DATA EXCERPTS:
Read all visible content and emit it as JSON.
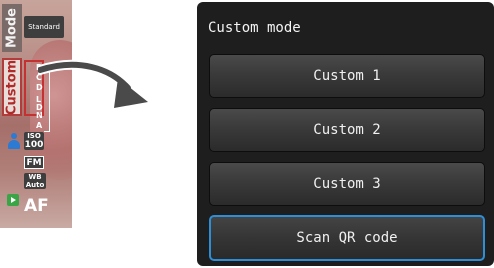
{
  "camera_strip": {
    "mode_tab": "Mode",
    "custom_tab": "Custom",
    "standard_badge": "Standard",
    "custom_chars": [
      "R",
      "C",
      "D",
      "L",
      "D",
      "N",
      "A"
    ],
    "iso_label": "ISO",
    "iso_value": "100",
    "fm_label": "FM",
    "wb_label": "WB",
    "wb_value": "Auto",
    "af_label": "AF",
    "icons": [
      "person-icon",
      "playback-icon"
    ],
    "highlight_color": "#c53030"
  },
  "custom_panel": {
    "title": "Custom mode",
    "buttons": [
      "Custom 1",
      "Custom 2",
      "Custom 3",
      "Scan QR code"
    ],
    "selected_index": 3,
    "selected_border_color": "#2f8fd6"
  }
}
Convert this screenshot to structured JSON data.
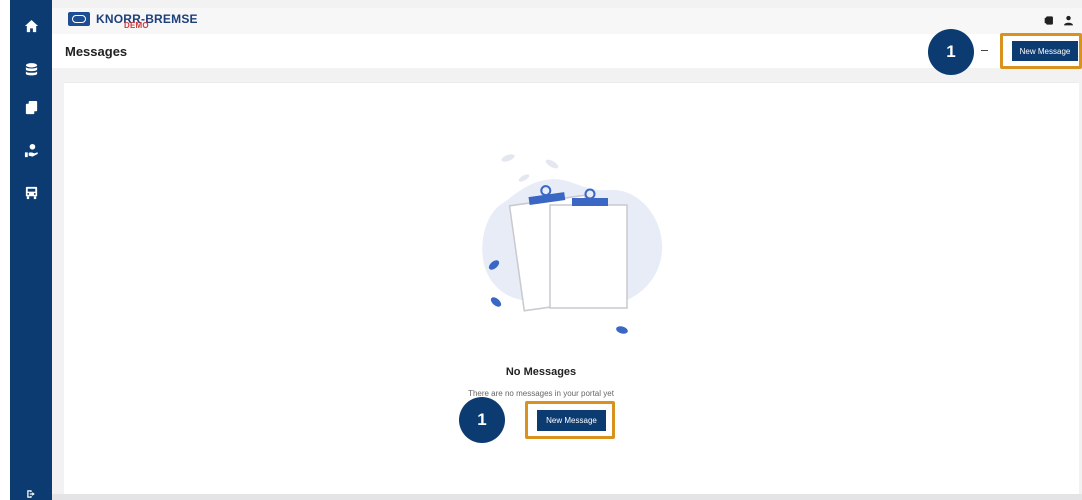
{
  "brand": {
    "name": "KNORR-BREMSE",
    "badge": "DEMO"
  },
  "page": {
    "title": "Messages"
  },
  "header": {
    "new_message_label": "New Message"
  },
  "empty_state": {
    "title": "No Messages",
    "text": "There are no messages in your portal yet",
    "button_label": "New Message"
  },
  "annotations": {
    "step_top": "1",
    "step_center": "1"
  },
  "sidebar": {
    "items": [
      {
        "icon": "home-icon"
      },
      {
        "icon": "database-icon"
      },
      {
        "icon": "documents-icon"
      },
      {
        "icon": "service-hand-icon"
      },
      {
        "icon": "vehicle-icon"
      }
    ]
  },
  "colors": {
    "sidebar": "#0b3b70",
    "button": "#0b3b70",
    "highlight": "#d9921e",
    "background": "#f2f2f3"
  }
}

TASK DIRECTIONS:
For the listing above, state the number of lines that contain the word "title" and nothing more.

RESPONSE AREA:
3